Material provided:
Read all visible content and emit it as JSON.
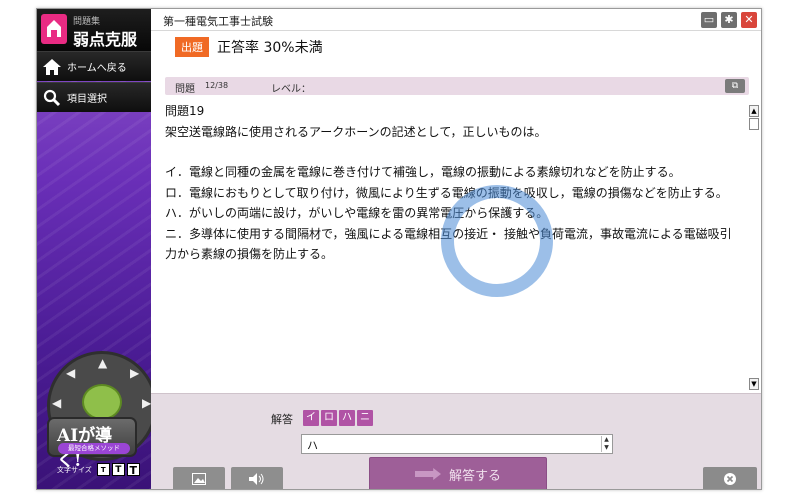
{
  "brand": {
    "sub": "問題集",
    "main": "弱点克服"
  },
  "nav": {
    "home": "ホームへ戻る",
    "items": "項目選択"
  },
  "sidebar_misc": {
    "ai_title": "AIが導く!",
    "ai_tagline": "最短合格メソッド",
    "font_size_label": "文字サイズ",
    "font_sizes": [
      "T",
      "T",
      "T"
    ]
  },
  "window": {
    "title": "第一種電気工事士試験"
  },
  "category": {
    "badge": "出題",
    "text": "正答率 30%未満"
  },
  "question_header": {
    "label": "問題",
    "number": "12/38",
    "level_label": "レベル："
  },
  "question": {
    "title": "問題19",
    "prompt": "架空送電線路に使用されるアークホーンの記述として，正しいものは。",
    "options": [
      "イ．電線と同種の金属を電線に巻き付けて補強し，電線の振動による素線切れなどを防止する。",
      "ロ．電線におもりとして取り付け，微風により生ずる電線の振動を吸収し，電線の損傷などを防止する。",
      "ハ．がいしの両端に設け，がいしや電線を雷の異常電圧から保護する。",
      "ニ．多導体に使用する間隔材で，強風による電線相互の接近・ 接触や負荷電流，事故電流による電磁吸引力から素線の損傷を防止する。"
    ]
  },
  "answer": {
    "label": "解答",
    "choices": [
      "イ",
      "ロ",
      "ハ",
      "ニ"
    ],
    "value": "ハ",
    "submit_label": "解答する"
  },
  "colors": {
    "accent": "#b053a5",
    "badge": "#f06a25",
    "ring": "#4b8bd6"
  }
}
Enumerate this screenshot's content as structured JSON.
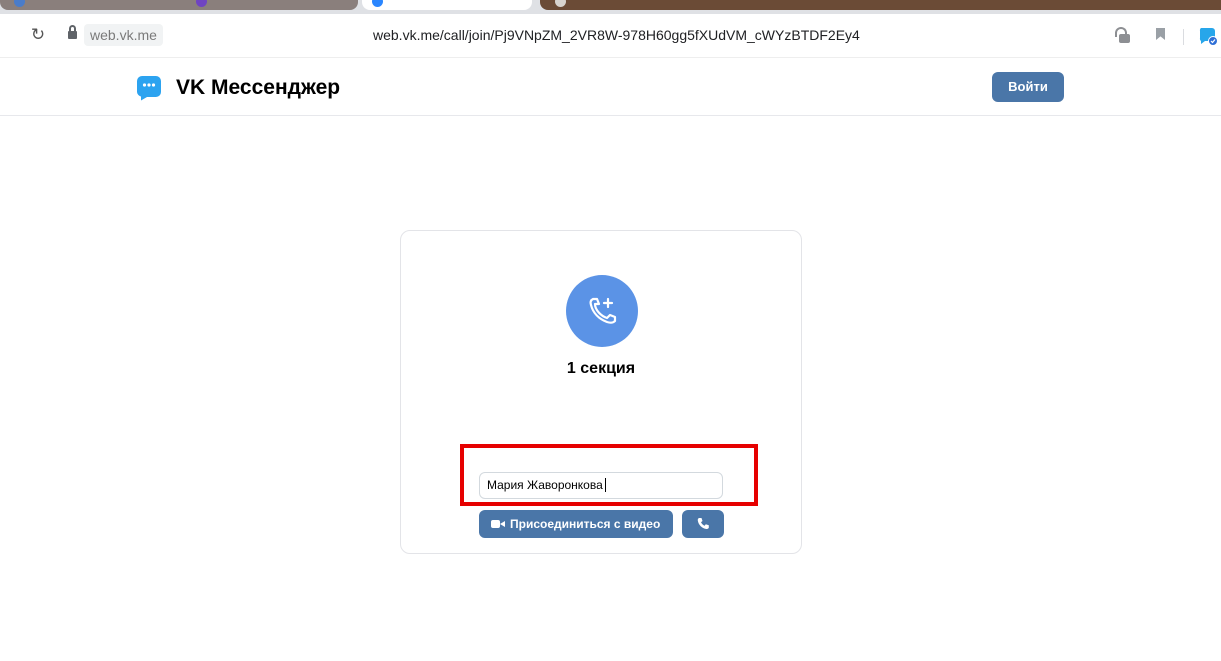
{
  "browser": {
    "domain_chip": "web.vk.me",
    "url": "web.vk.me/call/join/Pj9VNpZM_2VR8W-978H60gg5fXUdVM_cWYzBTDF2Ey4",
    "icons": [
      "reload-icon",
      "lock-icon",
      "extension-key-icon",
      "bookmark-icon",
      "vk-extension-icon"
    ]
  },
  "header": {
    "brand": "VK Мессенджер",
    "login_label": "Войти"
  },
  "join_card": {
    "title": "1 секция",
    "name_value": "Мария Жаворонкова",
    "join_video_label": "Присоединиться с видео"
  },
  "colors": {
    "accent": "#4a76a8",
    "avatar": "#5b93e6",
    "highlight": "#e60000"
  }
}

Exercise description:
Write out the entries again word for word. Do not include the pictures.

The completed task:
Read all visible content and emit it as JSON.
{
  "brand": {
    "sub": "問題集",
    "main": "弱点克服"
  },
  "nav": {
    "home": "ホームへ戻る",
    "items": "項目選択"
  },
  "sidebar_misc": {
    "ai_title": "AIが導く!",
    "ai_tagline": "最短合格メソッド",
    "font_size_label": "文字サイズ",
    "font_sizes": [
      "T",
      "T",
      "T"
    ]
  },
  "window": {
    "title": "第一種電気工事士試験"
  },
  "category": {
    "badge": "出題",
    "text": "正答率 30%未満"
  },
  "question_header": {
    "label": "問題",
    "number": "12/38",
    "level_label": "レベル："
  },
  "question": {
    "title": "問題19",
    "prompt": "架空送電線路に使用されるアークホーンの記述として，正しいものは。",
    "options": [
      "イ．電線と同種の金属を電線に巻き付けて補強し，電線の振動による素線切れなどを防止する。",
      "ロ．電線におもりとして取り付け，微風により生ずる電線の振動を吸収し，電線の損傷などを防止する。",
      "ハ．がいしの両端に設け，がいしや電線を雷の異常電圧から保護する。",
      "ニ．多導体に使用する間隔材で，強風による電線相互の接近・ 接触や負荷電流，事故電流による電磁吸引力から素線の損傷を防止する。"
    ]
  },
  "answer": {
    "label": "解答",
    "choices": [
      "イ",
      "ロ",
      "ハ",
      "ニ"
    ],
    "value": "ハ",
    "submit_label": "解答する"
  },
  "colors": {
    "accent": "#b053a5",
    "badge": "#f06a25",
    "ring": "#4b8bd6"
  }
}
Enumerate this screenshot's content as structured JSON.
{
  "browser": {
    "domain_chip": "web.vk.me",
    "url": "web.vk.me/call/join/Pj9VNpZM_2VR8W-978H60gg5fXUdVM_cWYzBTDF2Ey4",
    "icons": [
      "reload-icon",
      "lock-icon",
      "extension-key-icon",
      "bookmark-icon",
      "vk-extension-icon"
    ]
  },
  "header": {
    "brand": "VK Мессенджер",
    "login_label": "Войти"
  },
  "join_card": {
    "title": "1 секция",
    "name_value": "Мария Жаворонкова",
    "join_video_label": "Присоединиться с видео"
  },
  "colors": {
    "accent": "#4a76a8",
    "avatar": "#5b93e6",
    "highlight": "#e60000"
  }
}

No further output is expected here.